If there’s one undeniable takeaway from the list of worst candies, it’s that a large portion of the population isn’t keen on chewy marshmallow treats in general. The eighth spot went to Hot Tamales Peeps, and Brach’s Marshmallow Chicks & Rabbits—which one person christened “the zombie bunny catacomb statue candy”—sits at number six.

Take a look at the full list below, and read more enlightening (and entertaining) survey comments here.

  1. Cadbury Creme Eggs
  1. Peeps
  1. Solid chocolate bunnies
  1. Bunny Corn
  1. Marshmallow Chicks & Rabbits
  1. Chocolate crosses
  1. Twix Eggs
  1. Hot Tamales Peeps
  1. Generic jelly beans
  1. Fluffy Stuff Cotton Tails

[h/t CandyStore.com]

5 Fast Facts About the Spring Equinox

paprikaworks/iStock via Getty Images
paprikaworks/iStock via Getty Images

Spring starts on March 19—the earliest it has ever arrived in 124 years—which means that warmer weather and longer days are just around the corner. To celebrate the spring equinox, here are some facts about the event.

1. The spring equinox arrives at 11:49 p.m. Eastern Time.

The first day of spring is March 19, 2020, but the spring equinox will only be here for a brief time. At 11:49 p.m. Eastern Time, the Sun will be perfectly in line with the equator, which results in both the northern and southern hemispheres receiving equal amounts of sunlight throughout the day. After the vernal equinox has passed, days will start to become shorter for the Southern Hemisphere and longer up north.

2. The Equinox isn't the only time you can balance an egg.

You may have heard the myth that you can balance an egg on its end during the vernal equinox, and you may have even tried the experiment in school. The idea is that the extra gravitational pull from the Sun when it's over the equator helps the egg stand up straight. While it is possible to balance an egg, the trick has nothing to do with the equinox: You can make an egg stand on its end by setting it on a rough surface any day of the year.

3. Not every place gets equal night and day.

The equal night and day split between the northern and southern hemispheres isn't distributed evenly across all parts of the world. Though every region gets approximately 12 hours of sunlight the day of the vernal equinox, some places get a little more (the day is about 12 hours and 14 minutes in Fairbanks, Alaska), and some get less.

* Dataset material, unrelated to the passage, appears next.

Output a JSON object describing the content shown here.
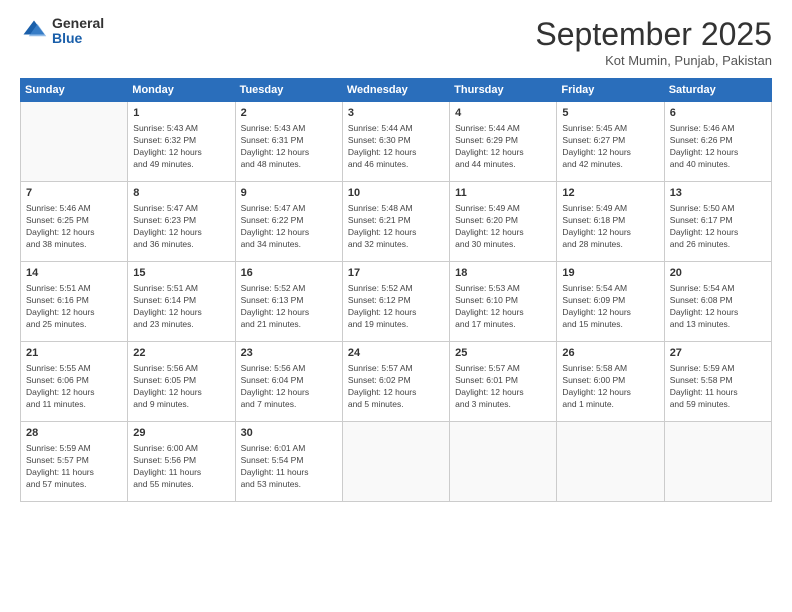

4. The word equinox means "equal night."

The word equinox literally translates to equal ("equi") and night ("nox") in Latin. The term vernal means "new and fresh," and comes from the Latin word vernus for "of spring."

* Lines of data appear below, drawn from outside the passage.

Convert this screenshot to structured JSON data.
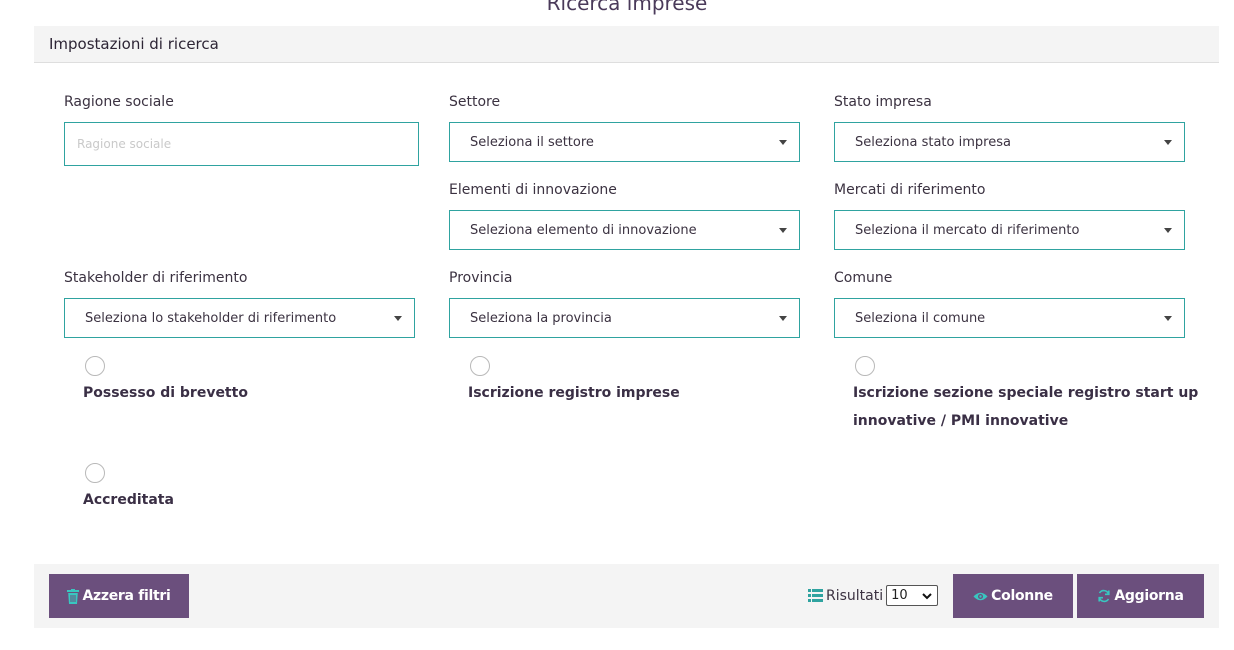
{
  "page_title": "Ricerca imprese",
  "panel": {
    "title": "Impostazioni di ricerca"
  },
  "fields": {
    "ragione_sociale": {
      "label": "Ragione sociale",
      "placeholder": "Ragione sociale",
      "value": ""
    },
    "settore": {
      "label": "Settore",
      "selected": "Seleziona il settore"
    },
    "stato_impresa": {
      "label": "Stato impresa",
      "selected": "Seleziona stato impresa"
    },
    "elementi_innovazione": {
      "label": "Elementi di innovazione",
      "selected": "Seleziona elemento di innovazione"
    },
    "mercati_riferimento": {
      "label": "Mercati di riferimento",
      "selected": "Seleziona il mercato di riferimento"
    },
    "stakeholder": {
      "label": "Stakeholder di riferimento",
      "selected": "Seleziona lo stakeholder di riferimento"
    },
    "provincia": {
      "label": "Provincia",
      "selected": "Seleziona la provincia"
    },
    "comune": {
      "label": "Comune",
      "selected": "Seleziona il comune"
    }
  },
  "options": {
    "brevetto": {
      "label": "Possesso di brevetto",
      "checked": false
    },
    "registro_imprese": {
      "label": "Iscrizione registro imprese",
      "checked": false
    },
    "startup_line1": "Iscrizione sezione speciale registro start up",
    "startup_line2": "innovative / PMI innovative",
    "startup_checked": false,
    "accreditata": {
      "label": "Accreditata",
      "checked": false
    }
  },
  "footer": {
    "reset_label": "Azzera filtri",
    "results_label": "Risultati",
    "per_page": "10",
    "columns_label": "Colonne",
    "refresh_label": "Aggiorna"
  },
  "colors": {
    "accent_teal": "#2fa3a0",
    "button_purple": "#6b4f7d",
    "icon_teal": "#39c6c0",
    "panel_gray": "#f4f4f4"
  },
  "icons": {
    "reset": "trash-icon",
    "results": "list-icon",
    "columns": "eye-icon",
    "refresh": "refresh-icon",
    "select_caret": "caret-down-icon"
  }
}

5. In 2020, Spring is arriving earlier than it has in 124 years.

If March 19 seems a little early for the first day of spring, you're right. Typically, March 21 has marked the first day of spring (though it arrived on March 20 in 2019). But the 2020 vernal equinox's arrival just before midnight means that this is the earliest spring has arrived in quite a while—124 years to be exact.

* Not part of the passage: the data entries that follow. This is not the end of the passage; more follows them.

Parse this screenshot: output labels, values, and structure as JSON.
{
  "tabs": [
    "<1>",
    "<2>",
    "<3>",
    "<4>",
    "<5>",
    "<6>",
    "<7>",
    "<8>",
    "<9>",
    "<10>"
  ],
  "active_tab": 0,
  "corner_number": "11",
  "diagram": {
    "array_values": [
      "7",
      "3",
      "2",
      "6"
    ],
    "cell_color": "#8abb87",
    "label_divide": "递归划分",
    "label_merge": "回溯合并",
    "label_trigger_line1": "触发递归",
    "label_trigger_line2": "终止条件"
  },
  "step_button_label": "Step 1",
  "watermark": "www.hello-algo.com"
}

According to The Farmers' Almanac, there are several factors that can affect the date of spring's arrival: the number of days in a year, a change in orientation in the Earth's elliptical orbit, and the pull of gravity from the other planets.